Data about app and page elements
---

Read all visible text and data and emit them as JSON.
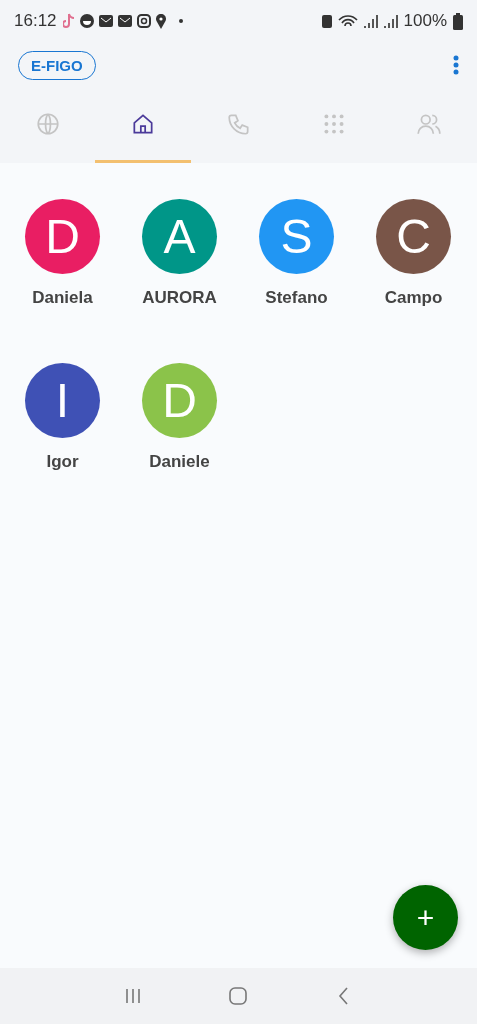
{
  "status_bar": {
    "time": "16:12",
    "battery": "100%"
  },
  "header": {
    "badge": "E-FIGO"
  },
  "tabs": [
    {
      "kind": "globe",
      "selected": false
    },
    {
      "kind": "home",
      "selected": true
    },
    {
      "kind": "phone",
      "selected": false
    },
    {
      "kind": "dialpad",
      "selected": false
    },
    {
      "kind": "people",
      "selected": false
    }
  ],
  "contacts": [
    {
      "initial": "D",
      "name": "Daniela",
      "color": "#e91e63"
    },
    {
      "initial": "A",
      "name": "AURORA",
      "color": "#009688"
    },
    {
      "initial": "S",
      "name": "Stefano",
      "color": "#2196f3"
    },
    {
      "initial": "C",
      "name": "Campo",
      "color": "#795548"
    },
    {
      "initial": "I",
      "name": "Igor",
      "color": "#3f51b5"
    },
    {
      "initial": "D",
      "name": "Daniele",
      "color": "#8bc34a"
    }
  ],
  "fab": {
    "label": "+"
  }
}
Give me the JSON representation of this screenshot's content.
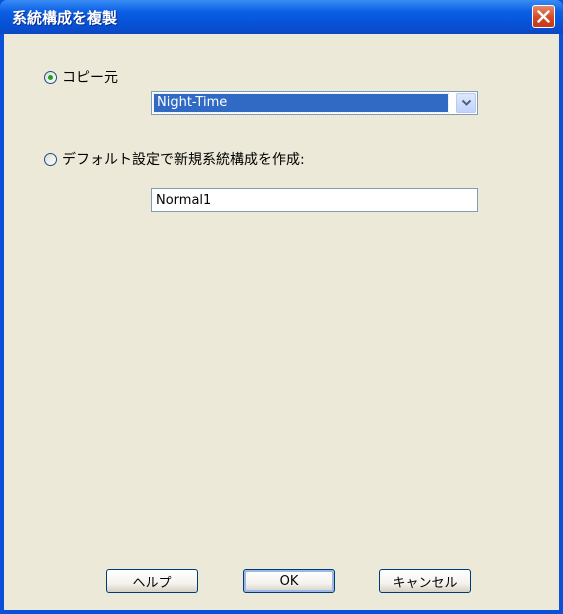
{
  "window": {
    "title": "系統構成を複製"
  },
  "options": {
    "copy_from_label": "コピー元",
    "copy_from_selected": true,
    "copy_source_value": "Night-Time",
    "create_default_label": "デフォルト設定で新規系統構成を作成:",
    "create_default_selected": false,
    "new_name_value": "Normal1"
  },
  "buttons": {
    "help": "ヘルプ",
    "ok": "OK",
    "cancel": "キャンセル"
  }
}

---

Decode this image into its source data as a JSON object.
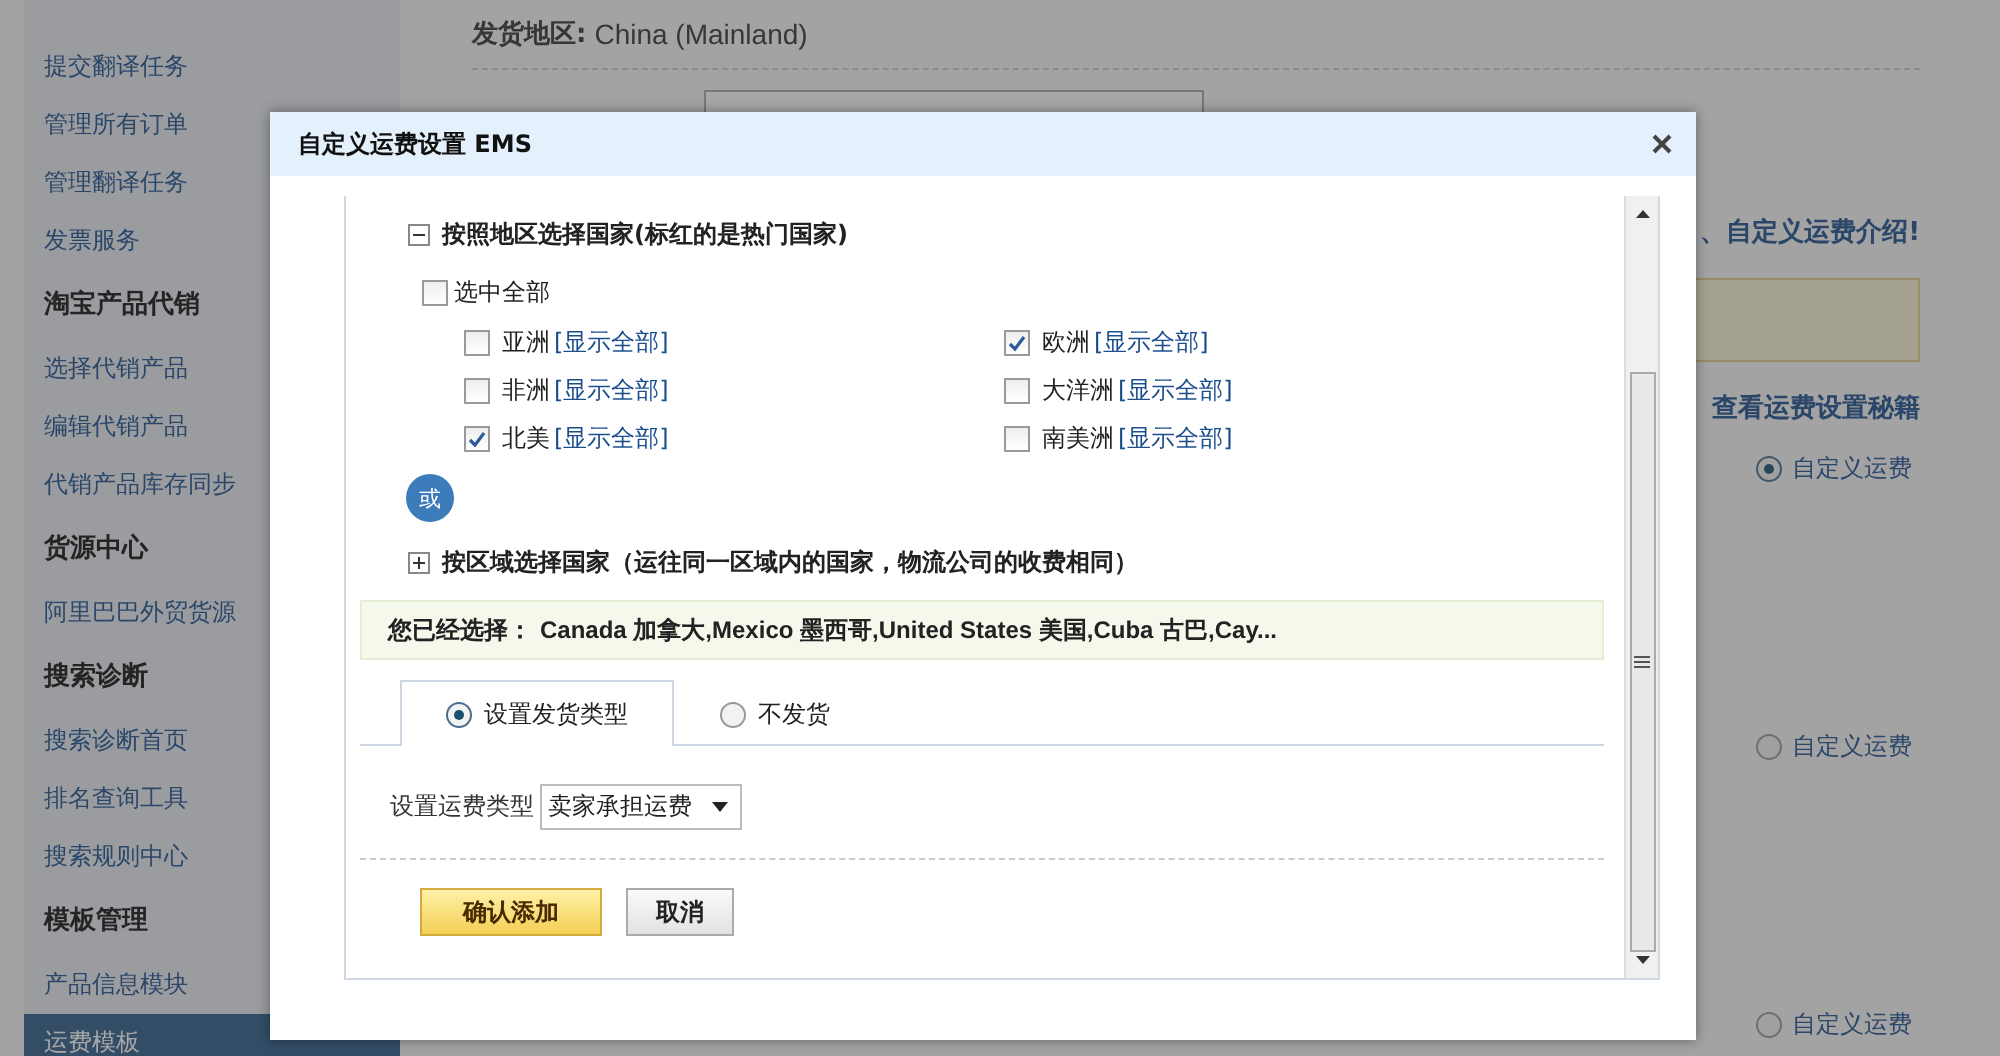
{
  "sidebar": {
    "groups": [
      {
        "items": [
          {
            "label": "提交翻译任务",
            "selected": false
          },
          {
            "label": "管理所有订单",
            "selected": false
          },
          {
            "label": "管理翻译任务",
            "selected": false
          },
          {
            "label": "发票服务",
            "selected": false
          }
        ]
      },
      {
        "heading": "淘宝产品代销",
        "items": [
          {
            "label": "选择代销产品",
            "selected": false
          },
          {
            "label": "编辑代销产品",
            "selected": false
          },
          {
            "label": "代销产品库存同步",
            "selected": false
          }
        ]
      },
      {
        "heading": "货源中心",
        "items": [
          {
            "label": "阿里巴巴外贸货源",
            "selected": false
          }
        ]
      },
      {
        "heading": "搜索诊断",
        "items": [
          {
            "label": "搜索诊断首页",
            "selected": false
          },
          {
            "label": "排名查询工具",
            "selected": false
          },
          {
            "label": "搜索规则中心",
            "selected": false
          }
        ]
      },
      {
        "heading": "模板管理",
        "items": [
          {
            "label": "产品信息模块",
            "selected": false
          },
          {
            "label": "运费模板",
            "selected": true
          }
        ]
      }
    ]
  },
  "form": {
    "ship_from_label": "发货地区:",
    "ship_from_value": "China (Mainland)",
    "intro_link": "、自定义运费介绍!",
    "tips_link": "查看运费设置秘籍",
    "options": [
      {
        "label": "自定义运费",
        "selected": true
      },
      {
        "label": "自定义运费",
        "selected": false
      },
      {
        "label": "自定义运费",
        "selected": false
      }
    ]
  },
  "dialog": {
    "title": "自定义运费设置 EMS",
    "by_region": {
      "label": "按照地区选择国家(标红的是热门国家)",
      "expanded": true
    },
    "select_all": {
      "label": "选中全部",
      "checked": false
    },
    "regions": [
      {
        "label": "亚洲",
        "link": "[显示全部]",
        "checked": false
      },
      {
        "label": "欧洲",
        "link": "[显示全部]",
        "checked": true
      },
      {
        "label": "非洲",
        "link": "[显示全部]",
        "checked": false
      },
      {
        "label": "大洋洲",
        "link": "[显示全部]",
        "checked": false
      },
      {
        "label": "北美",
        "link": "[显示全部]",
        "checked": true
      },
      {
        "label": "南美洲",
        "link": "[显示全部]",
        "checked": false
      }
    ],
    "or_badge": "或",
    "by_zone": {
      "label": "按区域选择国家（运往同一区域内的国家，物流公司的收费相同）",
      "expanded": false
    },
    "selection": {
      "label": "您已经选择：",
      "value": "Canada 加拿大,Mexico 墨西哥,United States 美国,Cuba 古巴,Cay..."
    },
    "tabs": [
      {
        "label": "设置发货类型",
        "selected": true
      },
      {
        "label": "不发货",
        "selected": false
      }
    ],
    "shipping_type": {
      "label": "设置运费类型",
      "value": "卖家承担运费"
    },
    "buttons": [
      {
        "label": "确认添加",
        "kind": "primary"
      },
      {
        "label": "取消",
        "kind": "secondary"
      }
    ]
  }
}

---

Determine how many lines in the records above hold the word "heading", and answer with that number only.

4